The race to become governor of Indonesia's capital was neck and neck in early counting today and heading for a second round between the incumbent Christian governor and a Muslim former education minister, sample counts showed.
The Jakarta polls has been overshadowed by religious tensions, with mass Islamist-led protests against Governor Basuki Tjahaja Purnama, an ethnic Chinese Christian.
The vote is also being widely seen as a proxy battle for the 2019 presidential election.
Purnama had secured 42.57 percent of the votes, just ahead of former minister Anies Baswedan in second place with 40.23 percent, based on a quick sample count of around 40 percent of the vote by private polling firm SMRC.
The other candidate, Agus Yudhoyono, was in third place with 17 percent. Other pollsters showed similar results.
A candidate needs to get more than 50 percent of the votes in the first round to win outright.
The job of governor can be a springboard to the presidency and weeks of campaigning have been overshadowed by mudslinging, political intrigue and rising hardline Islamist sentiment, raising questions about the role of religion in politics.

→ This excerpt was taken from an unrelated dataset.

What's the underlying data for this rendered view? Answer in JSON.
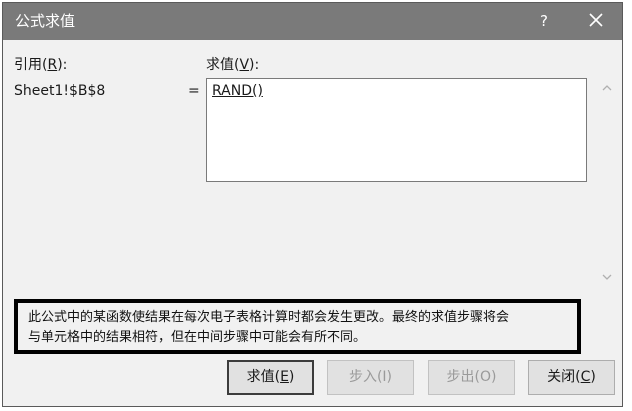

"We hope that everybody can return as a family after these elections," President Joko Widodo said after voting in Jakarta earlier today.
Purnama was a deputy to Joko when he was the previous Jakarta governor and Joko's party is backing him.
Purnama has been campaigning while on trial on a charge of insulting the Quran, a case that has brought Muslims onto the streets, urging voters to shun a non-Muslim as leader.
He denies the charge and after dipping in opinion polls his support rebounded, which analysts attribute to his record of improving the bureaucracy and easing congestion and flooding in Jakarta.
Indonesia has the world's largest Muslim population but is officially secular and home to minority Christian and Hindu communities, as well as hundreds of ethnic groups.
Baswedan is backed by a former general who Joko beat in the last presidential election in 2014, Prabowo Subianto, who is promising a comeback to the national stage.
The elections in the capital, alongside scores of other regional polls in the world's third-largest democracy, were peaceful and mostly running without hitches, police said.
Police had deployed 75,000 personnel across Indonesia with 16,000 in Jakarta, concerned hardline Muslim groups may again take to the streets to oppose Purnama.